For vertical-sleeve gastrectomy, they note that “longer-term studies” are needed, but current data suggest it is an effective procedure that results in excellent weight loss and major improvement of type 2 diabetes, at least in the short to medium term (1–3 years) in which outcomes have been measured in randomized controlled trials. “It could be a valuable operation to treat diabetes, especially in patients where concerns exist about the risk of operations that involve bowel diversion .”
Laparoscopic adjustable gastric banding (LAGB) is “effective in improving glycemia” in patients with obesity and type 2 diabetes, but the procedure “is associated with greater risk for reoperation/revision compared with RYGB, due to failure or band-related complications (eg, slippage, erosion, etc).”
And finally, “although clinical evidence suggests biliopancreatic diversion may be the most effective procedure in terms of glycemic control and weight loss, the operation is associated with significant risk of nutritional deficiencies, making its risk/benefit profile less favorable than that of the other bariatric procedures for most patients.” This procedure “should be considered only in patients with extreme levels of obesity (eg, BMI >60 kg/m2),” it concludes.

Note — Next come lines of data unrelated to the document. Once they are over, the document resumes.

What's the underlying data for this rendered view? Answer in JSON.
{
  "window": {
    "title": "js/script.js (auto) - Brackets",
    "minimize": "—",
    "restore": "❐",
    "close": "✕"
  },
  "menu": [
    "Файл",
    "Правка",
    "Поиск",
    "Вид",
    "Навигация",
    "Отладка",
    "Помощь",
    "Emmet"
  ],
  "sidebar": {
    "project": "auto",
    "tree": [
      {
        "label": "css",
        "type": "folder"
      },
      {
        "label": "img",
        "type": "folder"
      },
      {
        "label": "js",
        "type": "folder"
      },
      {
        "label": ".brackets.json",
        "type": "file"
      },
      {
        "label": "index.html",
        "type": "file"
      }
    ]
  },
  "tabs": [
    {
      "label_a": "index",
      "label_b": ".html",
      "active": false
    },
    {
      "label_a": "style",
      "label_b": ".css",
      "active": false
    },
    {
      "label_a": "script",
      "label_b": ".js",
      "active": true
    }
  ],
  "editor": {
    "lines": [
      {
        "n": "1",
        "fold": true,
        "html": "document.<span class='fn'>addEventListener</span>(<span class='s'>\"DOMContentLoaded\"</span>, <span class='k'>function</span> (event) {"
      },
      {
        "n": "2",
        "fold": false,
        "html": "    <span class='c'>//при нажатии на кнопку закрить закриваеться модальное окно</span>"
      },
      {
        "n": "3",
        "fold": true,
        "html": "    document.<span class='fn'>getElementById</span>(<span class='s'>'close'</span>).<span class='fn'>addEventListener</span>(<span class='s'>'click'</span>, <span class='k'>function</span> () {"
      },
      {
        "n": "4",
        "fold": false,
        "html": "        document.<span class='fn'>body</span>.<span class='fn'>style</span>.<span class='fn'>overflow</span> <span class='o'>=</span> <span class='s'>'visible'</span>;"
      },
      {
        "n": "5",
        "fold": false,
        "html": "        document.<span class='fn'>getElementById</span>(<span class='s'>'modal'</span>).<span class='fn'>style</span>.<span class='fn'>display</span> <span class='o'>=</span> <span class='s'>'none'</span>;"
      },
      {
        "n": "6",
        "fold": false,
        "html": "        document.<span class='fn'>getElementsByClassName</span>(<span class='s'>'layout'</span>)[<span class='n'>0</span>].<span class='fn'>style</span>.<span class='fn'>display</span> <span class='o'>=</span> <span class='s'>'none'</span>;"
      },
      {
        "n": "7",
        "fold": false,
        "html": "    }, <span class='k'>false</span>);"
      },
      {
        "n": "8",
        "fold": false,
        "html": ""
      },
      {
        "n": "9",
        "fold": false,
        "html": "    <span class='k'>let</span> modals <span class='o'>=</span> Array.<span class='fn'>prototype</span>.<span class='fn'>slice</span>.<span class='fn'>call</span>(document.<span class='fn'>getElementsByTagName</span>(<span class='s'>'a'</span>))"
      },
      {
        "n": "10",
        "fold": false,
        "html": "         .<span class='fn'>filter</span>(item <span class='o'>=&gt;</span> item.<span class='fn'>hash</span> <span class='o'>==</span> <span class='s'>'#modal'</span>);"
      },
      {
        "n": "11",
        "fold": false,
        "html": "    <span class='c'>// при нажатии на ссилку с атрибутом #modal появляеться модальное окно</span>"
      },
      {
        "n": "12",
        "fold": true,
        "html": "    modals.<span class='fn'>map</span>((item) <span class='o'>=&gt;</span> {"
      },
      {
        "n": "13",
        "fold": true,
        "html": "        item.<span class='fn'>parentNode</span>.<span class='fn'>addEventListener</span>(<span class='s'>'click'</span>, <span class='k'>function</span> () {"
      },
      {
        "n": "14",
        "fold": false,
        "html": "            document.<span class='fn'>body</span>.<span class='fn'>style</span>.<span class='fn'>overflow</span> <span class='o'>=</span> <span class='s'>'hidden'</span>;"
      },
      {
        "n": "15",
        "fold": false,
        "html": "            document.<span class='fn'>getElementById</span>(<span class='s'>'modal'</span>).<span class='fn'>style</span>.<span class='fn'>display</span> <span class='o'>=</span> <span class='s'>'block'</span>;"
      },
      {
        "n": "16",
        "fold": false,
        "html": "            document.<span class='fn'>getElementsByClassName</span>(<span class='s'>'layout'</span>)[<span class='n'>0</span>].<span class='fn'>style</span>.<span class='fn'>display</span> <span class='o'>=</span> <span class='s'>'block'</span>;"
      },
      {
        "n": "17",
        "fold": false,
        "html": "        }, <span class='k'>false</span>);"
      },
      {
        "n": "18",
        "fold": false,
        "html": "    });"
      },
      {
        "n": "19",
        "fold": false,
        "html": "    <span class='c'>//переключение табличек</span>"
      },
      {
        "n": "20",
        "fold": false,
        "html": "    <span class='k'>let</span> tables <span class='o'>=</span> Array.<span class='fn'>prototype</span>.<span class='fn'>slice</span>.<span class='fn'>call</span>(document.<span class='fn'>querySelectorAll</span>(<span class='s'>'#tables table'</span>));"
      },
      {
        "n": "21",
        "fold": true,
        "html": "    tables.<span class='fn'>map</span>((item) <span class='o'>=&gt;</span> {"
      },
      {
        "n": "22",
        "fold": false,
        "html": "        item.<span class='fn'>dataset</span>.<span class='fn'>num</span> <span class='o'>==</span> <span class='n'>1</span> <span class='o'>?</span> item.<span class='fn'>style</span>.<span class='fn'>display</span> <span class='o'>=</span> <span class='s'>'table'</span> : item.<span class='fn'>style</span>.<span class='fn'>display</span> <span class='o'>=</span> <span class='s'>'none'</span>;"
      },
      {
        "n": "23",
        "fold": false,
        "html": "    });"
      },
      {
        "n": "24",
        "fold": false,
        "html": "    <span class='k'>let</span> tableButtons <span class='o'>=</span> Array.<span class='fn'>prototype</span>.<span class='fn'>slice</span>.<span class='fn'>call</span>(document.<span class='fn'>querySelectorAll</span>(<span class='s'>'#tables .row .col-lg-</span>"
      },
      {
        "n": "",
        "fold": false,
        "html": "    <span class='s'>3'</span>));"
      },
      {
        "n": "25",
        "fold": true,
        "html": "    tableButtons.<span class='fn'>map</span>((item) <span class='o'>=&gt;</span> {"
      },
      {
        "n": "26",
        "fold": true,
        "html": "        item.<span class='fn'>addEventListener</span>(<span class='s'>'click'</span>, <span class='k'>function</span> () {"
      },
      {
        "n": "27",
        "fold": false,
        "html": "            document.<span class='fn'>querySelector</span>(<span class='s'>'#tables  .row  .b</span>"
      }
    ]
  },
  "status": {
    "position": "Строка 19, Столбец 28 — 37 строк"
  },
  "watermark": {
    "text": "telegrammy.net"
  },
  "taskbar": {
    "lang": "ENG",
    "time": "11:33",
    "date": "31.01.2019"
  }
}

The DSS-II and 3rd World Congress on Interventional Therapies for Type 2 Diabetes 2015 were supported by the International Diabetes Surgery Task Force (a nonprofit organization), King’s College London, King’s College Hospital, Johnson & Johnson, Medtronic, Novo Nordisk, Fractyl, DIAMOND MetaCure, Gore, MedImmune, and NGM Biopharmaceuticals. None of the DSS-II codirectors, members of the organizing committee, or voting delegates received payment for their efforts. No other relevant financial relationships pertaining to this article were reported.
Diabetes Care. 2016;39:861-877. Article